Of course, Facebook wouldn’t have memories if it weren’t for the input of you and your friends. A specimen like you, mired in substance abuse and sans camera phone, is entirely reliant on other people’s Facebook uploads to remember where you were any given night.

This delegation of memory is nothing new though; people have always relied on other members of their social groups to store information on their behalf. Perhaps, in the old days, your partner would remember your friends’ birthdays for you, while you remembered where to hit the TV when it starts playing up. Now, with ubiquitous access to the internet, you no longer need to rely on your partner because Facebook issues birthday reminders – you no longer have to call your music geek friend to find out the name of that singer who did that song you like – you just google it instead. A recent article in Scientific American (Vol 309, Issue 6) suggested that reliance on the internet for information decreases our ability to remember it for ourselves, producing an attitude that can be summed up as: “why learn when you can google?” The article called the internet “the external hard drive for our memories,” and explained how we are increasingly treating it as an all-knowing member of our social group.

If the above is true, then Facebook is a friend who knows all the parties and clubs you’ve been to over the last year. It’s seen you at your best, and liked you at your worst. It knows who you’re dating, and will never forget your birthday.
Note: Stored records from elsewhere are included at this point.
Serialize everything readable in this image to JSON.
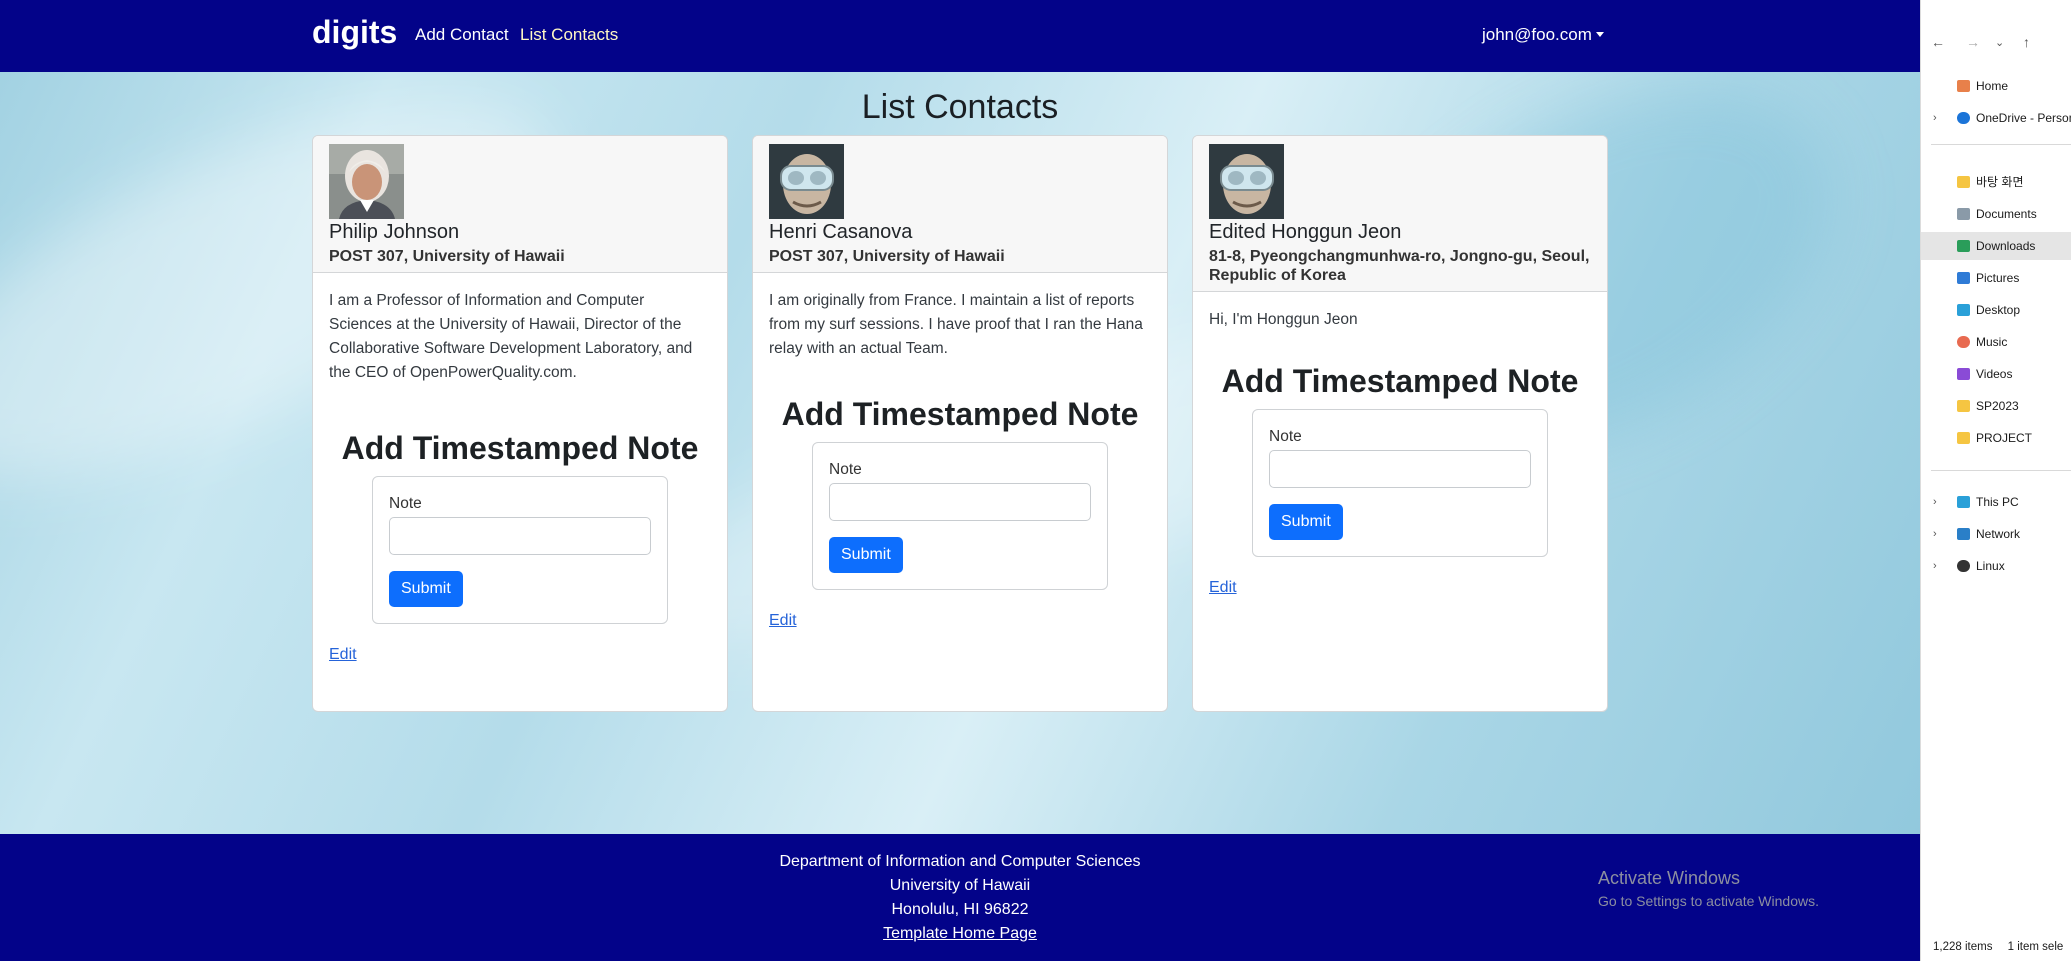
{
  "navbar": {
    "brand": "digits",
    "links": [
      {
        "label": "Add Contact",
        "active": false
      },
      {
        "label": "List Contacts",
        "active": true
      }
    ],
    "user_menu": "john@foo.com"
  },
  "page_title": "List Contacts",
  "contacts": [
    {
      "name": "Philip Johnson",
      "address": "POST 307, University of Hawaii",
      "description": "I am a Professor of Information and Computer Sciences at the University of Hawaii, Director of the Collaborative Software Development Laboratory, and the CEO of OpenPowerQuality.com.",
      "note_title": "Add Timestamped Note",
      "note_label": "Note",
      "note_value": "",
      "submit_label": "Submit",
      "edit_label": "Edit"
    },
    {
      "name": "Henri Casanova",
      "address": "POST 307, University of Hawaii",
      "description": "I am originally from France. I maintain a list of reports from my surf sessions. I have proof that I ran the Hana relay with an actual Team.",
      "note_title": "Add Timestamped Note",
      "note_label": "Note",
      "note_value": "",
      "submit_label": "Submit",
      "edit_label": "Edit"
    },
    {
      "name": "Edited Honggun Jeon",
      "address": "81-8, Pyeongchangmunhwa-ro, Jongno-gu, Seoul, Republic of Korea",
      "description": "Hi, I'm Honggun Jeon",
      "note_title": "Add Timestamped Note",
      "note_label": "Note",
      "note_value": "",
      "submit_label": "Submit",
      "edit_label": "Edit"
    }
  ],
  "footer": {
    "line1": "Department of Information and Computer Sciences",
    "line2": "University of Hawaii",
    "line3": "Honolulu, HI 96822",
    "link": "Template Home Page"
  },
  "watermark": {
    "title": "Activate Windows",
    "subtitle": "Go to Settings to activate Windows."
  },
  "explorer": {
    "items": [
      {
        "label": "Home",
        "icon": "home-icon",
        "color": "#e8804a"
      },
      {
        "label": "OneDrive - Person",
        "icon": "cloud-icon",
        "color": "#1b74d8"
      },
      {
        "label": "바탕 화면",
        "icon": "folder-icon",
        "color": "#f5c542"
      },
      {
        "label": "Documents",
        "icon": "documents-icon",
        "color": "#8a9aa8"
      },
      {
        "label": "Downloads",
        "icon": "download-icon",
        "color": "#2a9d5a"
      },
      {
        "label": "Pictures",
        "icon": "pictures-icon",
        "color": "#2f7bd6"
      },
      {
        "label": "Desktop",
        "icon": "desktop-icon",
        "color": "#2aa0d8"
      },
      {
        "label": "Music",
        "icon": "music-icon",
        "color": "#e86a50"
      },
      {
        "label": "Videos",
        "icon": "videos-icon",
        "color": "#8a4bd6"
      },
      {
        "label": "SP2023",
        "icon": "folder-icon",
        "color": "#f5c542"
      },
      {
        "label": "PROJECT",
        "icon": "folder-icon",
        "color": "#f5c542"
      },
      {
        "label": "This PC",
        "icon": "pc-icon",
        "color": "#2aa0d8"
      },
      {
        "label": "Network",
        "icon": "network-icon",
        "color": "#2a7fc8"
      },
      {
        "label": "Linux",
        "icon": "linux-icon",
        "color": "#333333"
      }
    ],
    "selected": "Downloads",
    "status_items": "1,228 items",
    "status_selected": "1 item sele"
  }
}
Best of all, it’s always interested in you. “What’s on your mind?” it asks, every time you visit.

And what is on your mind? Well, too much as it turns out. Not content with out-stripping the brain, Facebook (and the Internet at large) could be damaging its capacity for remembering in more disturbing ways than simply inducing google-search-laziness. The process of memory consolidation requires periods where the brain is less active, periods which are becoming ever scarcer in our age of information overload. There’s simply too much stuff on an average person’s newsfeed for the brain to handle. As soon as we acquire one piece of information, another one’s there to push it from your mind, then another, and another, meaning nothing’s actually absorbed or consolidated. One scientist likened the modern mind to a full glass of water. We keep topping it up with attention-grabbing items, but soon they too will flow down the outside of the glass, a never-ending stream of memes and pornography forming a puddle on our collective tables.
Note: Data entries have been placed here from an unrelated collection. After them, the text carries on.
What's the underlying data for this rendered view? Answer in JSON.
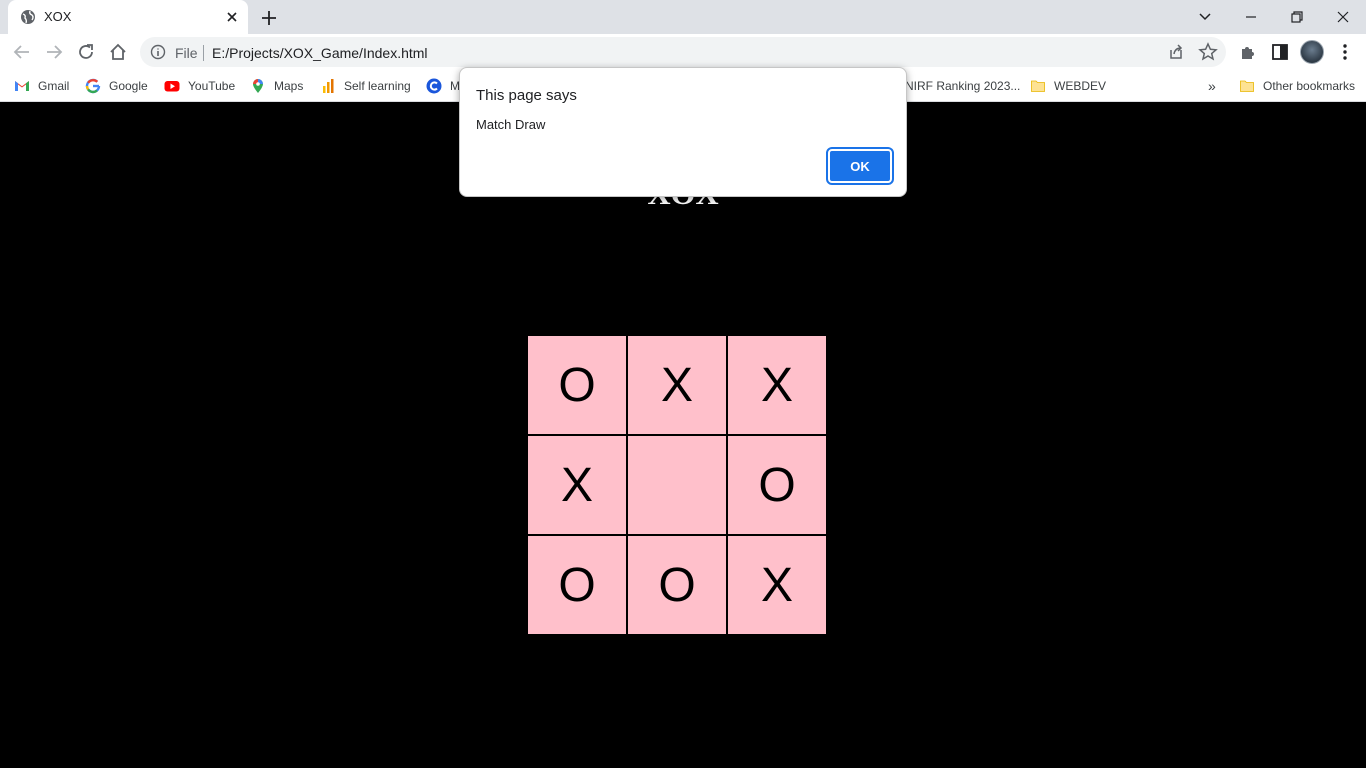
{
  "browser": {
    "tab": {
      "title": "XOX"
    },
    "address": {
      "scheme_label": "File",
      "url": "E:/Projects/XOX_Game/Index.html"
    },
    "bookmarks": [
      {
        "label": "Gmail",
        "icon": "gmail-icon"
      },
      {
        "label": "Google",
        "icon": "google-icon"
      },
      {
        "label": "YouTube",
        "icon": "youtube-icon"
      },
      {
        "label": "Maps",
        "icon": "maps-icon"
      },
      {
        "label": "Self learning",
        "icon": "analytics-icon"
      },
      {
        "label": "M",
        "icon": "c-icon"
      },
      {
        "label": "NIRF Ranking 2023...",
        "icon": "page-icon"
      },
      {
        "label": "WEBDEV",
        "icon": "folder-icon"
      }
    ],
    "overflow_label": "»",
    "other_bookmarks": "Other bookmarks"
  },
  "page": {
    "heading": "XOX",
    "board": [
      [
        "O",
        "X",
        "X"
      ],
      [
        "X",
        "",
        "O"
      ],
      [
        "O",
        "O",
        "X"
      ]
    ]
  },
  "dialog": {
    "title": "This page says",
    "message": "Match Draw",
    "ok_label": "OK"
  },
  "colors": {
    "page_background": "#000000",
    "cell_background": "#ffc0cb",
    "accent": "#1a73e8"
  }
}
So thanks for the memories Facebook, but it looks like you can keep them.